How I Ended Up Staying at a Trailer Park in Rome
There’s an elephant in the room, literally. OK, maybe not literally, but our neighbor was either stomping around the room with the righteous anger of 1000 men, or weighed well over 500 lbs. “Time to leave Italy buddy, you’ve eaten enough pasta,” I wanted to yell at him each time our trailer shook.
Yes, trailer. What dire turn of events could have led me here, to a trailer park in Rome, sleeping next door to an elephant? How did I get here?
Well getting there wasn’t easy. Earlier that same day, the sweat had been dripping down our faces and backs, the sun had been unforgiving, and blisters were forming on my hand from schlepping around my luggage. I needed water, AC, and a bed.
I cursed 12-hours-ago-Anna who had decided to wear jeans. It was cold when we’d left Madrid at 3 am. How was she supposed to know that Rome would be hotter than the sun?
I looked down at the instructions our travel agent had given us for getting to the hostel and looked around for Bus 78. It didn’t exist. Even my New York City upbringing hadn’t prepared me for crossing the street in Rome. Rules–there are no rules! We made it to the other side of the street, narrowly avoiding getting hit by a smart car that I could have just swatted out of the way had it come too close.
I opened Rick Steves’ Europe guidebook and read: “The chaos of Rome and its traffic may make you think that Mussolini was a necessary evil.” Yes, Rick Steves. Yes. He must have also tried to find Bus 78.
Even my New York City upbringing hadn’t prepared me for crossing the street in Rome. Rules–there are no rules!

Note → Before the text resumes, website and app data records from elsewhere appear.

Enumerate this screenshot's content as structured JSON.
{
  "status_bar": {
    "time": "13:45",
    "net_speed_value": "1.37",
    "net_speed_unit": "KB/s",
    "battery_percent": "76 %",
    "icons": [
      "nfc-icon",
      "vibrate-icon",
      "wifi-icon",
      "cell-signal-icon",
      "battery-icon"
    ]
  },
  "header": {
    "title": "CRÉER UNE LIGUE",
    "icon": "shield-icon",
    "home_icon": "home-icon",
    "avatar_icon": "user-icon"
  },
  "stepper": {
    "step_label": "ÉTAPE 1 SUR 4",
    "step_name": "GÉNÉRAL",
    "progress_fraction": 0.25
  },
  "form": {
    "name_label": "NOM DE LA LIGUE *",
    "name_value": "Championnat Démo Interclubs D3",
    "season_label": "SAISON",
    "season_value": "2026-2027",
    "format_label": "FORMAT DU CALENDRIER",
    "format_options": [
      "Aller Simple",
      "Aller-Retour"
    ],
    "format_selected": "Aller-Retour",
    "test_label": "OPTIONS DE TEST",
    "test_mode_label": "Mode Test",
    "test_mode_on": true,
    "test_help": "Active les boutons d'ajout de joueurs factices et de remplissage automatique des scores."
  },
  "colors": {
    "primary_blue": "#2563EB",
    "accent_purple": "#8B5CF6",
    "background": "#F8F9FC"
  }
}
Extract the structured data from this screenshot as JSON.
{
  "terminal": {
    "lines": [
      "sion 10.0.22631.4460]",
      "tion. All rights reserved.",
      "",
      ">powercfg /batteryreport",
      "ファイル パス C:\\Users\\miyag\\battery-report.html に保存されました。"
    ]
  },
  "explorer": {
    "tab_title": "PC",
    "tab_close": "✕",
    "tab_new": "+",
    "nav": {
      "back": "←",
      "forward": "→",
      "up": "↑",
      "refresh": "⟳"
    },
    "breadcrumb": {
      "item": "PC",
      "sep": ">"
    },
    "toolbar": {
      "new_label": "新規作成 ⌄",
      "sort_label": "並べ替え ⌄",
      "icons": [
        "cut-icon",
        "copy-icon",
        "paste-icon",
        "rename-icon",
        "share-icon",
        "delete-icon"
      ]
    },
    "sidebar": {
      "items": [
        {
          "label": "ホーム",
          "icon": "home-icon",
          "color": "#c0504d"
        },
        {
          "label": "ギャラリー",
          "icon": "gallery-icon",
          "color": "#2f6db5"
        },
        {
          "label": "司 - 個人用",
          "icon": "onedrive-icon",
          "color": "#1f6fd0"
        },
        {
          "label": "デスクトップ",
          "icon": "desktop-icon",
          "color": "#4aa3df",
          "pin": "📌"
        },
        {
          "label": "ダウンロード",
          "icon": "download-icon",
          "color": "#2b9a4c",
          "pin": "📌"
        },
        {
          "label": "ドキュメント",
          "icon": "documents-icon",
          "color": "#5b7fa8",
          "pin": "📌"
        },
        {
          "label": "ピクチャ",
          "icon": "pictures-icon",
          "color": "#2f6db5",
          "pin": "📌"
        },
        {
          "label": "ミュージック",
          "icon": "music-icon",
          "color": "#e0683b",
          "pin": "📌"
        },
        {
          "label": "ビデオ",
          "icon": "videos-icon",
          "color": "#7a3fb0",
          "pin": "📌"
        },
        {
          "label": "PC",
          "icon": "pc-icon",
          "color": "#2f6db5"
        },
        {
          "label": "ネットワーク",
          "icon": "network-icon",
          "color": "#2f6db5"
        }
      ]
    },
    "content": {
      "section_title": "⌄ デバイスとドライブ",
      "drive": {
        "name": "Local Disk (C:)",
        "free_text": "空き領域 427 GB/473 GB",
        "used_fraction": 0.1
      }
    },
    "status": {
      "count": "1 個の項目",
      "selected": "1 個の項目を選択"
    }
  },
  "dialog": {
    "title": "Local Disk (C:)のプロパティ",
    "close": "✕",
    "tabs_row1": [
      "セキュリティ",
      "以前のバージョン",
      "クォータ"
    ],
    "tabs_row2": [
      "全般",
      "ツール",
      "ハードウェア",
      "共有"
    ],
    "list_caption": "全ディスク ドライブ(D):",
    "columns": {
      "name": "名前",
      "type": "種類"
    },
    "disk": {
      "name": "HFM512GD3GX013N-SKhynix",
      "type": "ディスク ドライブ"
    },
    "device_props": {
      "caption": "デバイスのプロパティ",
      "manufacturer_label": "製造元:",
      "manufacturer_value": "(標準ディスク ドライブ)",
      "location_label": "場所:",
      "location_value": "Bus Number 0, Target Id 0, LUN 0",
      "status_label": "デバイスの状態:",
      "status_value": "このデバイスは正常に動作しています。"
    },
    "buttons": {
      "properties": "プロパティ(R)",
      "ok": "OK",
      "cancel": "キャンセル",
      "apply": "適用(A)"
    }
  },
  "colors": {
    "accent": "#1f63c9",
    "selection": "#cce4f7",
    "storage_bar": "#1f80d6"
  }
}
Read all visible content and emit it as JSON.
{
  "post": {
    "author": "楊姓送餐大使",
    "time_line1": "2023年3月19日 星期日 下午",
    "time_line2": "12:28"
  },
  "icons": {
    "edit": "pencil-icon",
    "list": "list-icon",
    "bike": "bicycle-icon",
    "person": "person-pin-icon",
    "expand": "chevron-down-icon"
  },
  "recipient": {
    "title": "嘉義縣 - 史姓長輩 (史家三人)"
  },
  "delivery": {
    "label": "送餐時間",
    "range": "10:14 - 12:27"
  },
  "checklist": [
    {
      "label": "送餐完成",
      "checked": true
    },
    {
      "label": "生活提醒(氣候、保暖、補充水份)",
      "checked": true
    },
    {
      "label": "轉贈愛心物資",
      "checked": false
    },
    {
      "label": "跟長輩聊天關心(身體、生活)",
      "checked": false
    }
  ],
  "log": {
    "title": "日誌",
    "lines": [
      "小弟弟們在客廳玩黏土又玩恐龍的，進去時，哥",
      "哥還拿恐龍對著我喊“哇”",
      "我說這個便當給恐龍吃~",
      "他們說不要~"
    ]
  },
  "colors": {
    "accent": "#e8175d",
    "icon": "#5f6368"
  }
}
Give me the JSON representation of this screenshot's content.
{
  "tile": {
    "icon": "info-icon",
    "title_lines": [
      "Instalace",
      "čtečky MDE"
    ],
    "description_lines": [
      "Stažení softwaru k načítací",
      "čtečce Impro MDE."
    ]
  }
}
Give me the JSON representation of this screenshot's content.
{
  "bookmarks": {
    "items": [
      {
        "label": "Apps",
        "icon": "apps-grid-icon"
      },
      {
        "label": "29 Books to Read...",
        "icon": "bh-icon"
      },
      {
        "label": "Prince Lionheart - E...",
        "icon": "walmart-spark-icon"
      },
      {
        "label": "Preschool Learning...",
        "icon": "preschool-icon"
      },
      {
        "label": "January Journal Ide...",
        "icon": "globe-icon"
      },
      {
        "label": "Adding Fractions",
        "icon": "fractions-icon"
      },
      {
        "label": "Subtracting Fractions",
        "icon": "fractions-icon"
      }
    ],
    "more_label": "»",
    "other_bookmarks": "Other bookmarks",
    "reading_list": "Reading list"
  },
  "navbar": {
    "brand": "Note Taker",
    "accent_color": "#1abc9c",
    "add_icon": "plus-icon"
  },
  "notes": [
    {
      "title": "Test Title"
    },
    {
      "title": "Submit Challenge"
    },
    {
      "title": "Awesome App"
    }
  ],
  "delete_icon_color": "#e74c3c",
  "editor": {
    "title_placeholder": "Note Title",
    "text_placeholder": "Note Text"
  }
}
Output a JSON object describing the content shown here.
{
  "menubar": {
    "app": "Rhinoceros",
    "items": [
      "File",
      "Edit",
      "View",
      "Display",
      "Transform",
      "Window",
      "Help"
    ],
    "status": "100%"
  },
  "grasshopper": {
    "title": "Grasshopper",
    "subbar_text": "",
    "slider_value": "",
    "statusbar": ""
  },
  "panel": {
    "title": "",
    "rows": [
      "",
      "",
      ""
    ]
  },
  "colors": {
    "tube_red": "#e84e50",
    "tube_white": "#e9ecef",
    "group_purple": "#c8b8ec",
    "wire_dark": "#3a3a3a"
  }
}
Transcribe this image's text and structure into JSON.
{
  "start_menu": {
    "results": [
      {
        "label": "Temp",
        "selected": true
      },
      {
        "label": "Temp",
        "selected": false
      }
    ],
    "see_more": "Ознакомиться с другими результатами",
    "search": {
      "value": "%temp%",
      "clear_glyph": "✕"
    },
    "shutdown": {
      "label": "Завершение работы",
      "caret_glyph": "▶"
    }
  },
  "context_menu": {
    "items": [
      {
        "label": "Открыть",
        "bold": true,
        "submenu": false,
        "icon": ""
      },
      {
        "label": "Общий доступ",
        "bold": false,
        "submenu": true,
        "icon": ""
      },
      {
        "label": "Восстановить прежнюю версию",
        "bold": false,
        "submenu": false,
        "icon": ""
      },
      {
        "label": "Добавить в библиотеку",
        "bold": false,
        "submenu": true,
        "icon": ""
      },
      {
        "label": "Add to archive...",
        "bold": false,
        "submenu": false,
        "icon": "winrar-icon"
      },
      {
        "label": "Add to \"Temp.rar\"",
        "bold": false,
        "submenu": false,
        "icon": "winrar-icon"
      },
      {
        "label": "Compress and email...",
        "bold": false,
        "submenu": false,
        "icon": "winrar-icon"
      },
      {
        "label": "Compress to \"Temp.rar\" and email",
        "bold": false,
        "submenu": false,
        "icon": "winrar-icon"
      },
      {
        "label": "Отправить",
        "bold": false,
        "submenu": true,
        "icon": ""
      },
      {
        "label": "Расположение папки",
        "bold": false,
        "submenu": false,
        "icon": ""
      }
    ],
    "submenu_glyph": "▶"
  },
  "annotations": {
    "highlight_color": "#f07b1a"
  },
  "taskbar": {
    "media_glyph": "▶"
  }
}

“Focus, Anna. Water, AC, and a bed,” I thought. We sucked it up and hailed a cab. After 20 minutes I was fairly sure we weren’t in Rome anymore. We stopped at an open space, kind of a campground, and got out. An extremely nice hostel worker greeted us and asked how our journey was. It took all I had in me not to gouge out his eyes right then and there. But he was the keeper of the water, AC, and bed, so I opted for a silent smile. He hauled our bags and stopped outside a trailer.
A trailer, ladies and gentlemen, is what 15 euros a night gets you in Rome. We stood there, mouths open, not believing this is where we would be staying and walked into the air conditioned room. No, not a room, half a trailer.
“I never thought I’d sleep in a trailer,” I said as I laid down.
Ironically, the trailer turned out to be godsent. It was an amazing retreat from the dirt, bustle, and noise of Rome. And it was just a short ride away on Bus 78. Instead of the sirens of the city we heard birds chirping. There was always hot water, no hookers outside the windows, the bathroom didn’t flood, and the AC worked. There was a pool to cool off in, croissants and espresso for breakfast and the staff were pleasant. Unfortunately, I couldn’t say the same about all the places we stayed on that trip.
So, we weren’t going to let one little elephant ruin our retreat from the city. No, we let the elephant stomp around each night while we drifted off to sleep to the swaying of the trailer.
Years later, I returned to Rome and stayed in the city proper, in a noisy hostel with a shared bathroom. I remembered the trailer, and the elephant, fondly.